• About this task
Pictures aside, copy every record word for word.

• Supplied material
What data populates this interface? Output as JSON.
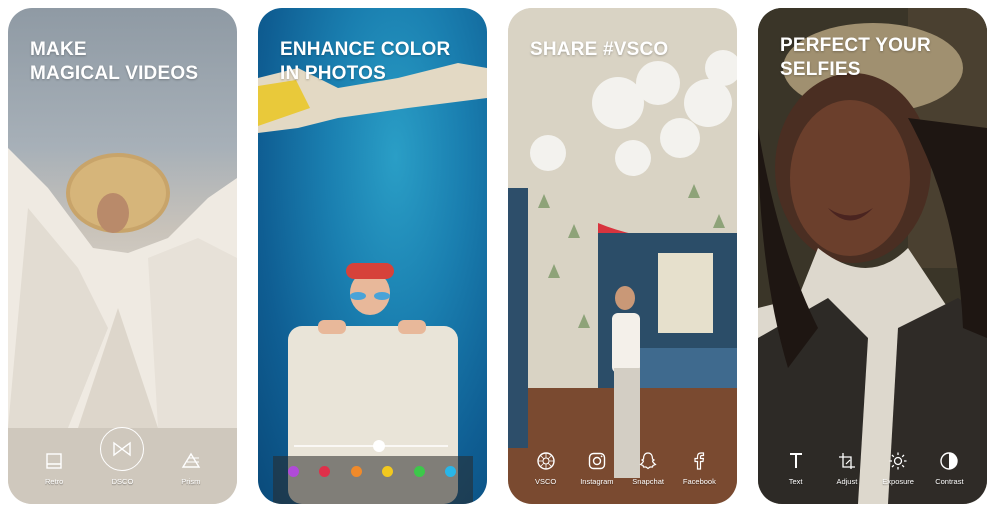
{
  "panels": [
    {
      "headline": [
        "MAKE",
        "MAGICAL VIDEOS"
      ],
      "tools": [
        {
          "label": "Retro",
          "icon": "retro-icon"
        },
        {
          "label": "DSCO",
          "icon": "dsco-icon"
        },
        {
          "label": "Prism",
          "icon": "prism-icon"
        }
      ]
    },
    {
      "headline": [
        "ENHANCE COLOR",
        "IN PHOTOS"
      ],
      "slider": {
        "value": 0.55
      },
      "swatches": [
        "#b04ad8",
        "#e0304a",
        "#f08a2a",
        "#f2c81e",
        "#3cc84a",
        "#29b6e8"
      ]
    },
    {
      "headline": [
        "SHARE #VSCO"
      ],
      "tools": [
        {
          "label": "VSCO",
          "icon": "vsco-icon"
        },
        {
          "label": "Instagram",
          "icon": "instagram-icon"
        },
        {
          "label": "Snapchat",
          "icon": "snapchat-icon"
        },
        {
          "label": "Facebook",
          "icon": "facebook-icon"
        }
      ]
    },
    {
      "headline": [
        "PERFECT YOUR",
        "SELFIES"
      ],
      "tools": [
        {
          "label": "Text",
          "icon": "text-icon"
        },
        {
          "label": "Adjust",
          "icon": "adjust-icon"
        },
        {
          "label": "Exposure",
          "icon": "exposure-icon"
        },
        {
          "label": "Contrast",
          "icon": "contrast-icon"
        }
      ]
    }
  ]
}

• Written response
What data populates this interface? Output as JSON.
{
  "panels": [
    {
      "headline": [
        "MAKE",
        "MAGICAL VIDEOS"
      ],
      "tools": [
        {
          "label": "Retro",
          "icon": "retro-icon"
        },
        {
          "label": "DSCO",
          "icon": "dsco-icon"
        },
        {
          "label": "Prism",
          "icon": "prism-icon"
        }
      ]
    },
    {
      "headline": [
        "ENHANCE COLOR",
        "IN PHOTOS"
      ],
      "slider": {
        "value": 0.55
      },
      "swatches": [
        "#b04ad8",
        "#e0304a",
        "#f08a2a",
        "#f2c81e",
        "#3cc84a",
        "#29b6e8"
      ]
    },
    {
      "headline": [
        "SHARE #VSCO"
      ],
      "tools": [
        {
          "label": "VSCO",
          "icon": "vsco-icon"
        },
        {
          "label": "Instagram",
          "icon": "instagram-icon"
        },
        {
          "label": "Snapchat",
          "icon": "snapchat-icon"
        },
        {
          "label": "Facebook",
          "icon": "facebook-icon"
        }
      ]
    },
    {
      "headline": [
        "PERFECT YOUR",
        "SELFIES"
      ],
      "tools": [
        {
          "label": "Text",
          "icon": "text-icon"
        },
        {
          "label": "Adjust",
          "icon": "adjust-icon"
        },
        {
          "label": "Exposure",
          "icon": "exposure-icon"
        },
        {
          "label": "Contrast",
          "icon": "contrast-icon"
        }
      ]
    }
  ]
}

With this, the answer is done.